[Interface dataset entries]
========================================

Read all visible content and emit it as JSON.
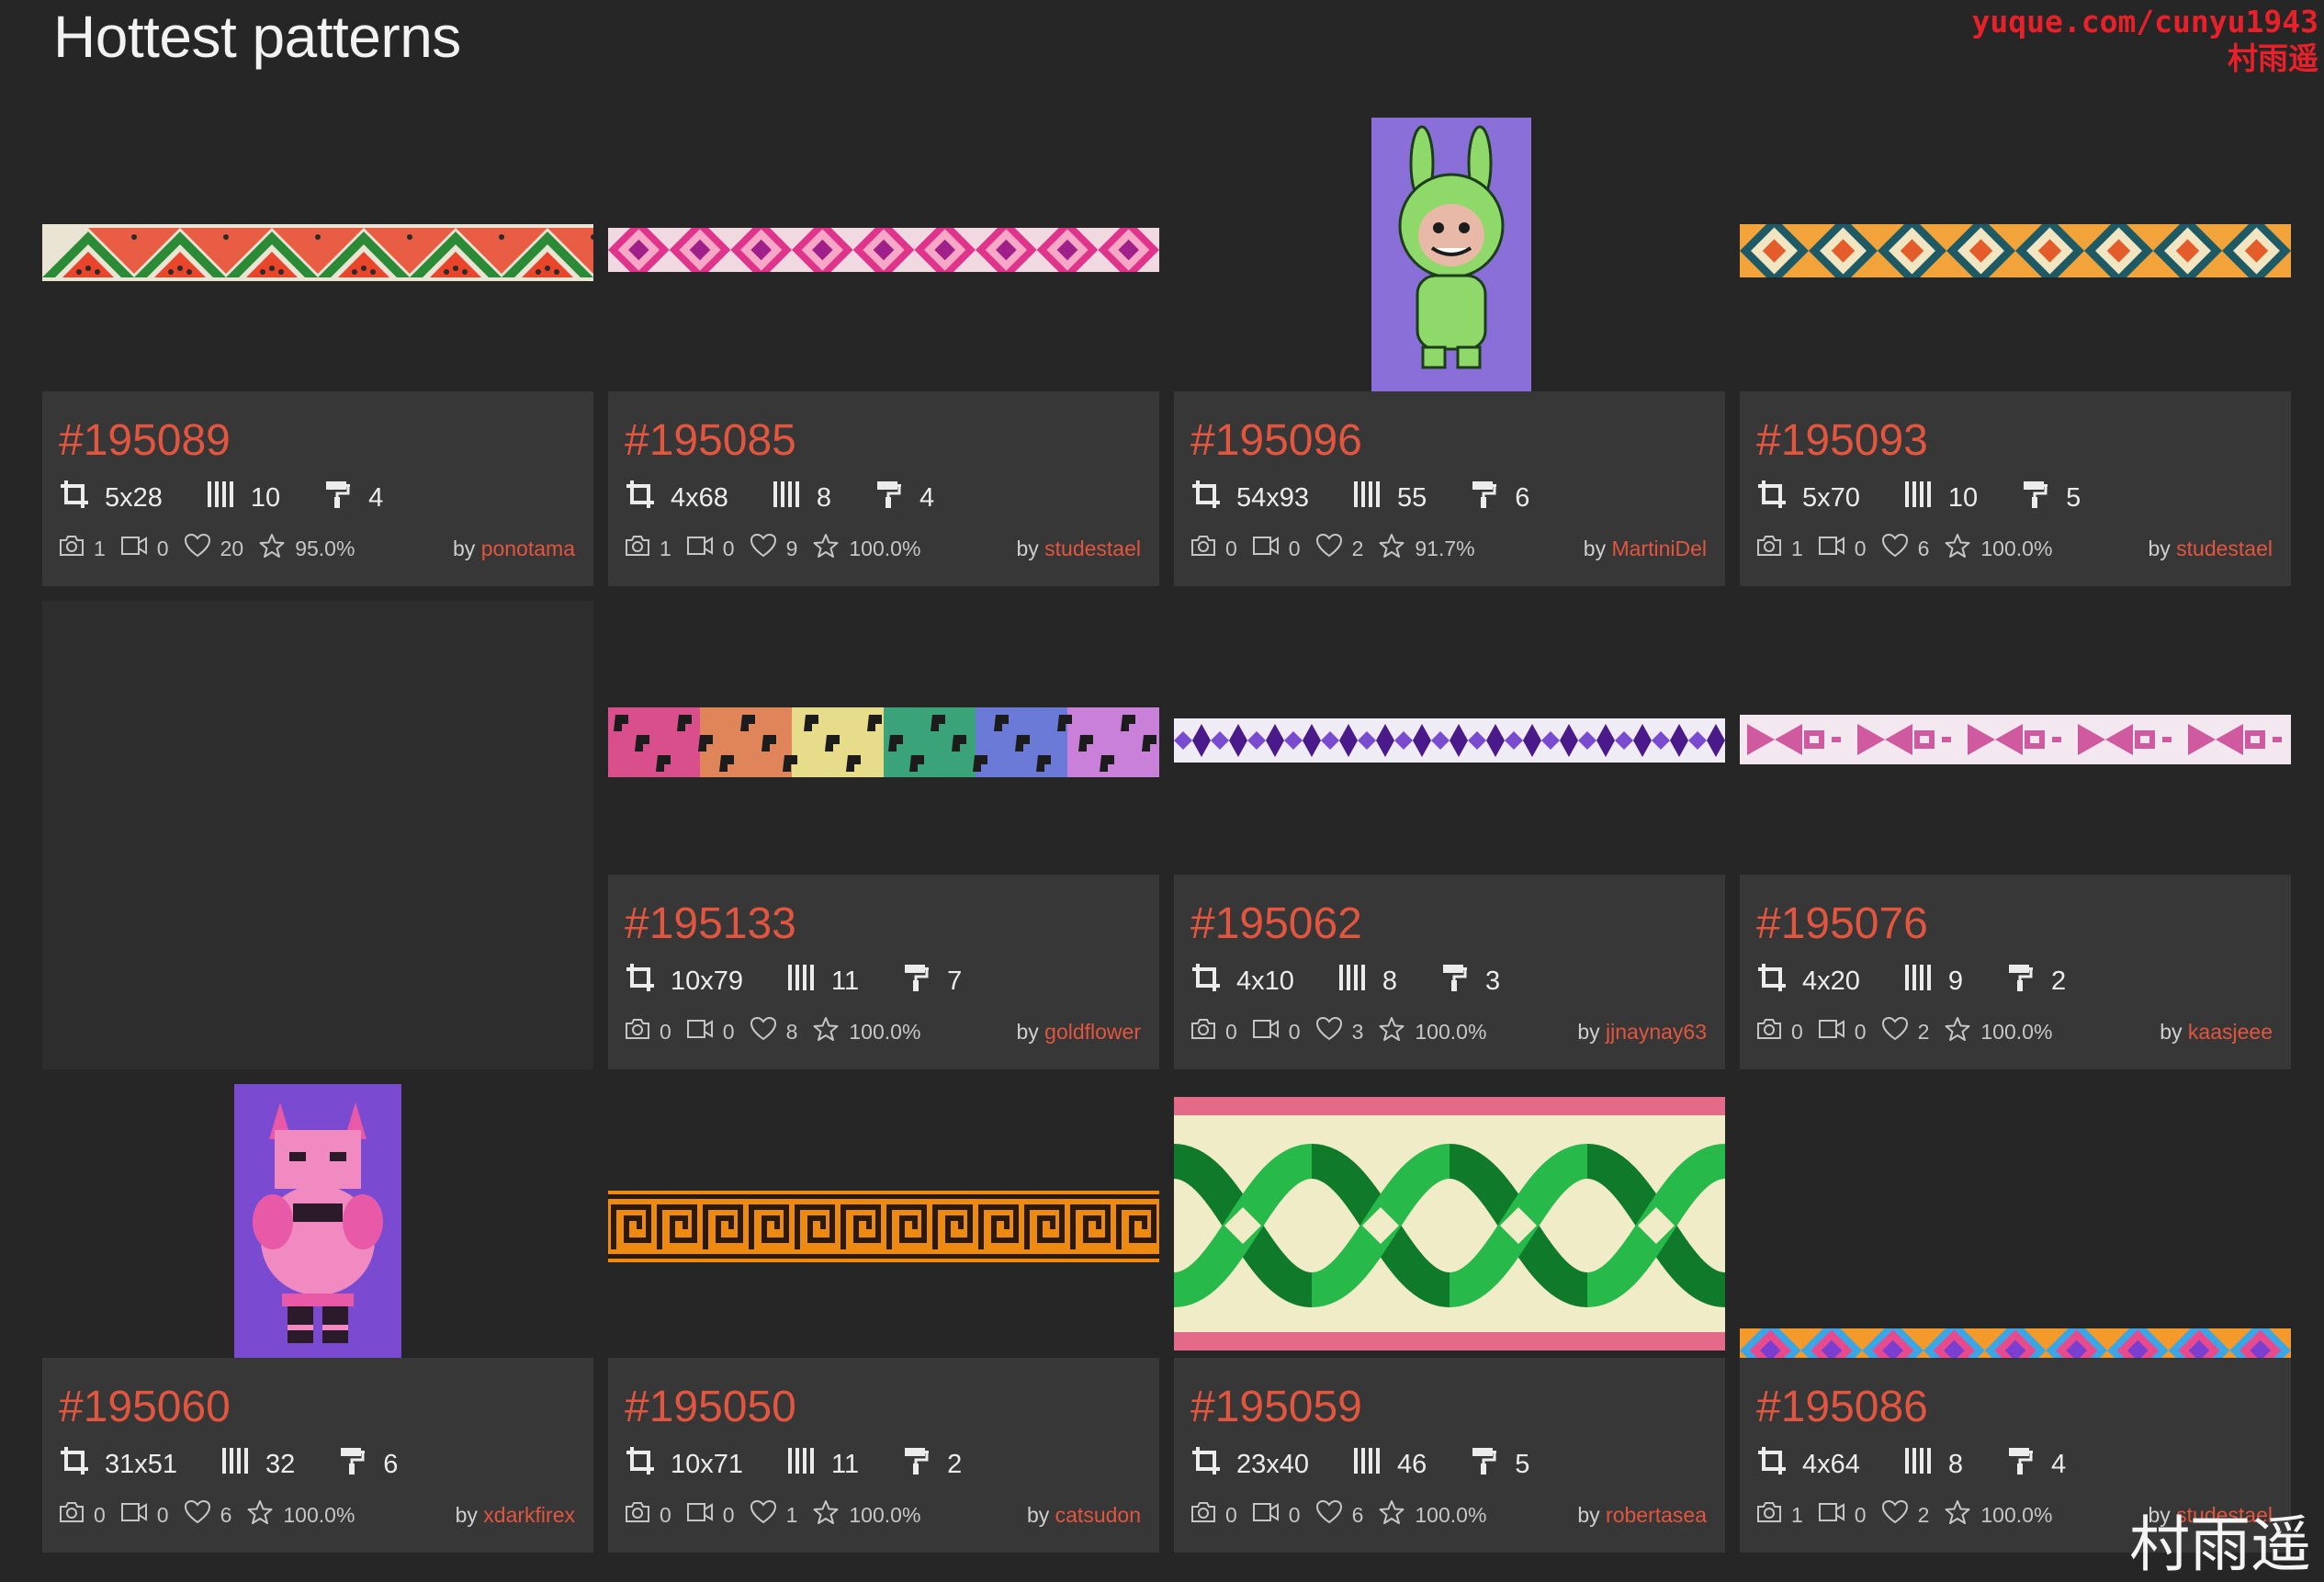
{
  "page": {
    "title": "Hottest patterns"
  },
  "watermark": {
    "line1": "yuque.com/cunyu1943",
    "line2": "村雨遥",
    "bottom": "村雨遥"
  },
  "colors": {
    "accent": "#e2553f",
    "background": "#262626",
    "card_info": "#373737"
  },
  "icons": {
    "size": "crop-icon",
    "columns": "columns-icon",
    "colors": "paint-roller-icon",
    "photos": "camera-icon",
    "videos": "video-icon",
    "likes": "heart-icon",
    "rating": "star-icon"
  },
  "cards": [
    {
      "id": "#195089",
      "size": "5x28",
      "columns": "10",
      "colors": "4",
      "photos": "1",
      "videos": "0",
      "likes": "20",
      "rating": "95.0%",
      "by": "by",
      "author": "ponotama",
      "pattern": "zigzag-watermelon"
    },
    {
      "id": "#195085",
      "size": "4x68",
      "columns": "8",
      "colors": "4",
      "photos": "1",
      "videos": "0",
      "likes": "9",
      "rating": "100.0%",
      "by": "by",
      "author": "studestael",
      "pattern": "diamond-pink"
    },
    {
      "id": "#195096",
      "size": "54x93",
      "columns": "55",
      "colors": "6",
      "photos": "0",
      "videos": "0",
      "likes": "2",
      "rating": "91.7%",
      "by": "by",
      "author": "MartiniDel",
      "pattern": "green-creature"
    },
    {
      "id": "#195093",
      "size": "5x70",
      "columns": "10",
      "colors": "5",
      "photos": "1",
      "videos": "0",
      "likes": "6",
      "rating": "100.0%",
      "by": "by",
      "author": "studestael",
      "pattern": "diamond-teal"
    },
    {
      "empty": true
    },
    {
      "id": "#195133",
      "size": "10x79",
      "columns": "11",
      "colors": "7",
      "photos": "0",
      "videos": "0",
      "likes": "8",
      "rating": "100.0%",
      "by": "by",
      "author": "goldflower",
      "pattern": "leopard"
    },
    {
      "id": "#195062",
      "size": "4x10",
      "columns": "8",
      "colors": "3",
      "photos": "0",
      "videos": "0",
      "likes": "3",
      "rating": "100.0%",
      "by": "by",
      "author": "jjnaynay63",
      "pattern": "purple-checker"
    },
    {
      "id": "#195076",
      "size": "4x20",
      "columns": "9",
      "colors": "2",
      "photos": "0",
      "videos": "0",
      "likes": "2",
      "rating": "100.0%",
      "by": "by",
      "author": "kaasjeee",
      "pattern": "pink-xo"
    },
    {
      "id": "#195060",
      "size": "31x51",
      "columns": "32",
      "colors": "6",
      "photos": "0",
      "videos": "0",
      "likes": "6",
      "rating": "100.0%",
      "by": "by",
      "author": "xdarkfirex",
      "pattern": "pink-creature"
    },
    {
      "id": "#195050",
      "size": "10x71",
      "columns": "11",
      "colors": "2",
      "photos": "0",
      "videos": "0",
      "likes": "1",
      "rating": "100.0%",
      "by": "by",
      "author": "catsudon",
      "pattern": "greek-key"
    },
    {
      "id": "#195059",
      "size": "23x40",
      "columns": "46",
      "colors": "5",
      "photos": "0",
      "videos": "0",
      "likes": "6",
      "rating": "100.0%",
      "by": "by",
      "author": "robertasea",
      "pattern": "celtic-braid"
    },
    {
      "id": "#195086",
      "size": "4x64",
      "columns": "8",
      "colors": "4",
      "photos": "1",
      "videos": "0",
      "likes": "2",
      "rating": "100.0%",
      "by": "by",
      "author": "studestael",
      "pattern": "diamond-blue"
    }
  ]
}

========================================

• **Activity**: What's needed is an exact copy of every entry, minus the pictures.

• **Solution**:
Read all visible content and emit it as JSON.
{
  "page": {
    "title": "Hottest patterns"
  },
  "watermark": {
    "line1": "yuque.com/cunyu1943",
    "line2": "村雨遥",
    "bottom": "村雨遥"
  },
  "colors": {
    "accent": "#e2553f",
    "background": "#262626",
    "card_info": "#373737"
  },
  "icons": {
    "size": "crop-icon",
    "columns": "columns-icon",
    "colors": "paint-roller-icon",
    "photos": "camera-icon",
    "videos": "video-icon",
    "likes": "heart-icon",
    "rating": "star-icon"
  },
  "cards": [
    {
      "id": "#195089",
      "size": "5x28",
      "columns": "10",
      "colors": "4",
      "photos": "1",
      "videos": "0",
      "likes": "20",
      "rating": "95.0%",
      "by": "by",
      "author": "ponotama",
      "pattern": "zigzag-watermelon"
    },
    {
      "id": "#195085",
      "size": "4x68",
      "columns": "8",
      "colors": "4",
      "photos": "1",
      "videos": "0",
      "likes": "9",
      "rating": "100.0%",
      "by": "by",
      "author": "studestael",
      "pattern": "diamond-pink"
    },
    {
      "id": "#195096",
      "size": "54x93",
      "columns": "55",
      "colors": "6",
      "photos": "0",
      "videos": "0",
      "likes": "2",
      "rating": "91.7%",
      "by": "by",
      "author": "MartiniDel",
      "pattern": "green-creature"
    },
    {
      "id": "#195093",
      "size": "5x70",
      "columns": "10",
      "colors": "5",
      "photos": "1",
      "videos": "0",
      "likes": "6",
      "rating": "100.0%",
      "by": "by",
      "author": "studestael",
      "pattern": "diamond-teal"
    },
    {
      "empty": true
    },
    {
      "id": "#195133",
      "size": "10x79",
      "columns": "11",
      "colors": "7",
      "photos": "0",
      "videos": "0",
      "likes": "8",
      "rating": "100.0%",
      "by": "by",
      "author": "goldflower",
      "pattern": "leopard"
    },
    {
      "id": "#195062",
      "size": "4x10",
      "columns": "8",
      "colors": "3",
      "photos": "0",
      "videos": "0",
      "likes": "3",
      "rating": "100.0%",
      "by": "by",
      "author": "jjnaynay63",
      "pattern": "purple-checker"
    },
    {
      "id": "#195076",
      "size": "4x20",
      "columns": "9",
      "colors": "2",
      "photos": "0",
      "videos": "0",
      "likes": "2",
      "rating": "100.0%",
      "by": "by",
      "author": "kaasjeee",
      "pattern": "pink-xo"
    },
    {
      "id": "#195060",
      "size": "31x51",
      "columns": "32",
      "colors": "6",
      "photos": "0",
      "videos": "0",
      "likes": "6",
      "rating": "100.0%",
      "by": "by",
      "author": "xdarkfirex",
      "pattern": "pink-creature"
    },
    {
      "id": "#195050",
      "size": "10x71",
      "columns": "11",
      "colors": "2",
      "photos": "0",
      "videos": "0",
      "likes": "1",
      "rating": "100.0%",
      "by": "by",
      "author": "catsudon",
      "pattern": "greek-key"
    },
    {
      "id": "#195059",
      "size": "23x40",
      "columns": "46",
      "colors": "5",
      "photos": "0",
      "videos": "0",
      "likes": "6",
      "rating": "100.0%",
      "by": "by",
      "author": "robertasea",
      "pattern": "celtic-braid"
    },
    {
      "id": "#195086",
      "size": "4x64",
      "columns": "8",
      "colors": "4",
      "photos": "1",
      "videos": "0",
      "likes": "2",
      "rating": "100.0%",
      "by": "by",
      "author": "studestael",
      "pattern": "diamond-blue"
    }
  ]
}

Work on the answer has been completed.